The Fault System In Illinois Malpractice Cases
There are three important rules regarding fault in Illinois medical malpractice law:
1-Comparative Negligence. 735 ILCS 5/2-1116 provides the following:
“In all actions on account of bodily injury or death or physical damage to property, based on negligence, or product liability based on strict tort liability, the plaintiff shall be barred from recovering damages if the trier of fact finds that the contributory fault on the part of the plaintiff is more than 50% of the proximate cause of the injury or damage for which recovery is sought. The plaintiff shall not be barred from recovering damages if the trier of fact finds that the contributory fault on the part of the plaintiff is not more than 50% of the proximate cause of the injury or damage for which recovery is sought, but any damages allowed shall be diminished in the proportion to the amount of fault attributable to the plaintiff.”
Illinois has a modified comparative fault system. This means that plaintiffs can only recover if there negligence regarding the incident was less than 50% responsible for their injuries, and their recovery will be reduced by the amount of their culpability.
2-Joint and Several Liability.

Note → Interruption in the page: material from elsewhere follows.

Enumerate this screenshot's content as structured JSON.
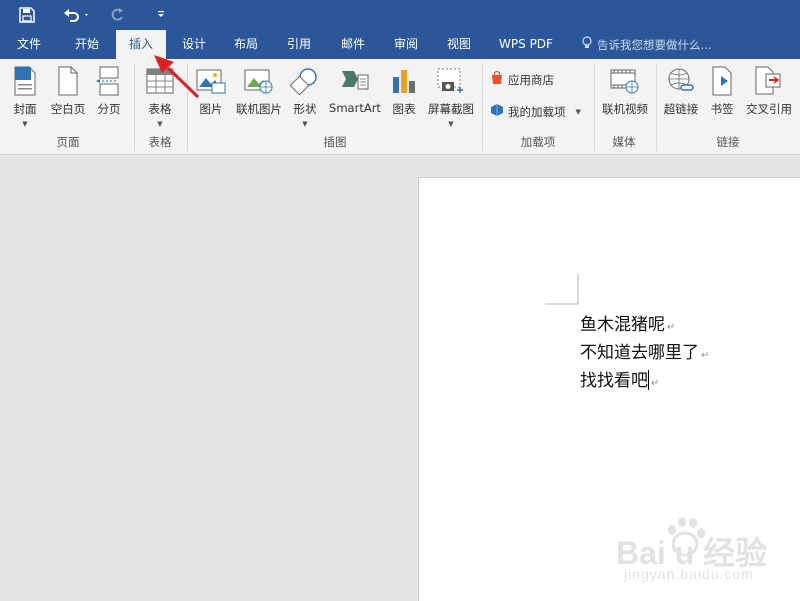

Joint and several liability exists when more than one party is responsible for the injuries of a victim but the victim can collect the entire amount of his or her damages from any of the parties. Illinois maintained this rule for a long time but in 1995 the legislature removed joint liability. This lasted only until 1997 when the Illinois Supreme Court, in Best v. Taylor Machine Works, ruled that this was unconstitutional. Therefore, the traditional system of joint and several liability continues today and applies to medical malpractice cases. This means that if a doctor, hospital, and pharmaceutical company are all liable for your injuries you can go after any one of them for all of your damages.
3-Contribution. 740 ILCS 100/2 provides the following:
“(a) Except as otherwise provided in this Act, where 2 or more persons are subject to liability in tort arising out of the same injury to person or property, or the same wrongful death, there is a right of contribution among them, even though judgment has not been entered against any or all of them.”
The real effect of contribution must be seen in the context of joint and several liability, because the latter allows the plaintiff to achieve the total recovery from any defendant, some defendants might wind up paying more than their fair share. Thus, contribution allows them to go back to their co-defendants for payment of their shares. The theory is that the courts will not delay a plaintiff’s recovery and that defendants should fight among themselves only after the victim has recovered. The practical effect of this is that plaintiffs’ lawyers should first go after the defendant where recovery seems the quickest and greatest.
Contact Us Today To Discuss How These Laws Impact You
If you think you have been the victim of medical malpractice at an Illinois facility, get in touch with Rosenfeld Injury Lawyers today! We can walk you through the relevant laws and inform you of how they impact your particular facts and circumstances. Do not delay your recovery, call now!